## Excerpted data:
= Beginning of Section =

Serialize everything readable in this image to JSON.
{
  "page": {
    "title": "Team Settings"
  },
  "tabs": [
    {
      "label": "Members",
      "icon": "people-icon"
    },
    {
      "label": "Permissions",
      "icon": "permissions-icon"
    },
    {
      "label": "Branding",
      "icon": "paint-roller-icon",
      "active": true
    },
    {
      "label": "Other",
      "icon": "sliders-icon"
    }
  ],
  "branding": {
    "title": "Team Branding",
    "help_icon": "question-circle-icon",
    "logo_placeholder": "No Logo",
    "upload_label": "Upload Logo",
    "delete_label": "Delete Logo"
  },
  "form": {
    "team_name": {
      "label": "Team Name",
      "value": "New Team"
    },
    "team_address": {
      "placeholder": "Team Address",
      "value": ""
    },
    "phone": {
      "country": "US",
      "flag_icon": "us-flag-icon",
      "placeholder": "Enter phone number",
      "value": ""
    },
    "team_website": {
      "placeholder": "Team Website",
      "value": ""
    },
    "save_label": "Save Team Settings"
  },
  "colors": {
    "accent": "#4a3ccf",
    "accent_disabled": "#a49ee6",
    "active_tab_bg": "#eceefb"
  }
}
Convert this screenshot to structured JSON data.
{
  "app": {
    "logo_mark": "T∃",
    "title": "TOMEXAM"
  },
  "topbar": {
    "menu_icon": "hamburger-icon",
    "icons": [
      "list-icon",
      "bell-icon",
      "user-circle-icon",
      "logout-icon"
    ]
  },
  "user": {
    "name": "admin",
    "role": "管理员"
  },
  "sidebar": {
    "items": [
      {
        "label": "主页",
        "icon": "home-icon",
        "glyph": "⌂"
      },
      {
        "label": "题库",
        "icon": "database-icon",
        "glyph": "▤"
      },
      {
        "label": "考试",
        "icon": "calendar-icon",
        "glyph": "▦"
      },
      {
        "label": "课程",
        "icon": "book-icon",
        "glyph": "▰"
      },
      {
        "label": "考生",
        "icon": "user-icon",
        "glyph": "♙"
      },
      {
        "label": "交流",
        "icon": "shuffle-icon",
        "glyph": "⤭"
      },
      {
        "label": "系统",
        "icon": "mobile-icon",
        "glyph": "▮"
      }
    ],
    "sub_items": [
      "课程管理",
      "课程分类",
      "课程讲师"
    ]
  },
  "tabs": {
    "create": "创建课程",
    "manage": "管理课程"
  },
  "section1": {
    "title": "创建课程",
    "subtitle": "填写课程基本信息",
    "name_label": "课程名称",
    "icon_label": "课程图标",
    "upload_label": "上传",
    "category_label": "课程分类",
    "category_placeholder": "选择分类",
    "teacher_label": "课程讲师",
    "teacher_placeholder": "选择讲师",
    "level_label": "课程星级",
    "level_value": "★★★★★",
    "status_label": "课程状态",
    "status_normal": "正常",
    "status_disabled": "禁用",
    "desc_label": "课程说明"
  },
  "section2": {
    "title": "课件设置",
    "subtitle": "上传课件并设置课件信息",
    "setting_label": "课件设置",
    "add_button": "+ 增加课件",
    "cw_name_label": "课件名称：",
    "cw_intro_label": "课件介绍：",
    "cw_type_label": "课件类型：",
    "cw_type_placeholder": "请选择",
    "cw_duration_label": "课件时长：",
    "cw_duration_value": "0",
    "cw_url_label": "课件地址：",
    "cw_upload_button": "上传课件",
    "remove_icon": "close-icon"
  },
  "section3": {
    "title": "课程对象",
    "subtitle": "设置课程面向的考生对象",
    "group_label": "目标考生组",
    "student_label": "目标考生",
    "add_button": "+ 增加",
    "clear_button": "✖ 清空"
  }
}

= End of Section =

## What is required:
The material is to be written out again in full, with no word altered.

## Result for this exercise:
Serialize everything readable in this image to JSON.
{
  "page": {
    "title": "Team Settings"
  },
  "tabs": [
    {
      "label": "Members",
      "icon": "people-icon"
    },
    {
      "label": "Permissions",
      "icon": "permissions-icon"
    },
    {
      "label": "Branding",
      "icon": "paint-roller-icon",
      "active": true
    },
    {
      "label": "Other",
      "icon": "sliders-icon"
    }
  ],
  "branding": {
    "title": "Team Branding",
    "help_icon": "question-circle-icon",
    "logo_placeholder": "No Logo",
    "upload_label": "Upload Logo",
    "delete_label": "Delete Logo"
  },
  "form": {
    "team_name": {
      "label": "Team Name",
      "value": "New Team"
    },
    "team_address": {
      "placeholder": "Team Address",
      "value": ""
    },
    "phone": {
      "country": "US",
      "flag_icon": "us-flag-icon",
      "placeholder": "Enter phone number",
      "value": ""
    },
    "team_website": {
      "placeholder": "Team Website",
      "value": ""
    },
    "save_label": "Save Team Settings"
  },
  "colors": {
    "accent": "#4a3ccf",
    "accent_disabled": "#a49ee6",
    "active_tab_bg": "#eceefb"
  }
}
Convert this screenshot to structured JSON data.
{
  "app": {
    "logo_mark": "T∃",
    "title": "TOMEXAM"
  },
  "topbar": {
    "menu_icon": "hamburger-icon",
    "icons": [
      "list-icon",
      "bell-icon",
      "user-circle-icon",
      "logout-icon"
    ]
  },
  "user": {
    "name": "admin",
    "role": "管理员"
  },
  "sidebar": {
    "items": [
      {
        "label": "主页",
        "icon": "home-icon",
        "glyph": "⌂"
      },
      {
        "label": "题库",
        "icon": "database-icon",
        "glyph": "▤"
      },
      {
        "label": "考试",
        "icon": "calendar-icon",
        "glyph": "▦"
      },
      {
        "label": "课程",
        "icon": "book-icon",
        "glyph": "▰"
      },
      {
        "label": "考生",
        "icon": "user-icon",
        "glyph": "♙"
      },
      {
        "label": "交流",
        "icon": "shuffle-icon",
        "glyph": "⤭"
      },
      {
        "label": "系统",
        "icon": "mobile-icon",
        "glyph": "▮"
      }
    ],
    "sub_items": [
      "课程管理",
      "课程分类",
      "课程讲师"
    ]
  },
  "tabs": {
    "create": "创建课程",
    "manage": "管理课程"
  },
  "section1": {
    "title": "创建课程",
    "subtitle": "填写课程基本信息",
    "name_label": "课程名称",
    "icon_label": "课程图标",
    "upload_label": "上传",
    "category_label": "课程分类",
    "category_placeholder": "选择分类",
    "teacher_label": "课程讲师",
    "teacher_placeholder": "选择讲师",
    "level_label": "课程星级",
    "level_value": "★★★★★",
    "status_label": "课程状态",
    "status_normal": "正常",
    "status_disabled": "禁用",
    "desc_label": "课程说明"
  },
  "section2": {
    "title": "课件设置",
    "subtitle": "上传课件并设置课件信息",
    "setting_label": "课件设置",
    "add_button": "+ 增加课件",
    "cw_name_label": "课件名称：",
    "cw_intro_label": "课件介绍：",
    "cw_type_label": "课件类型：",
    "cw_type_placeholder": "请选择",
    "cw_duration_label": "课件时长：",
    "cw_duration_value": "0",
    "cw_url_label": "课件地址：",
    "cw_upload_button": "上传课件",
    "remove_icon": "close-icon"
  },
  "section3": {
    "title": "课程对象",
    "subtitle": "设置课程面向的考生对象",
    "group_label": "目标考生组",
    "student_label": "目标考生",
    "add_button": "+ 增加",
    "clear_button": "✖ 清空"
  }
}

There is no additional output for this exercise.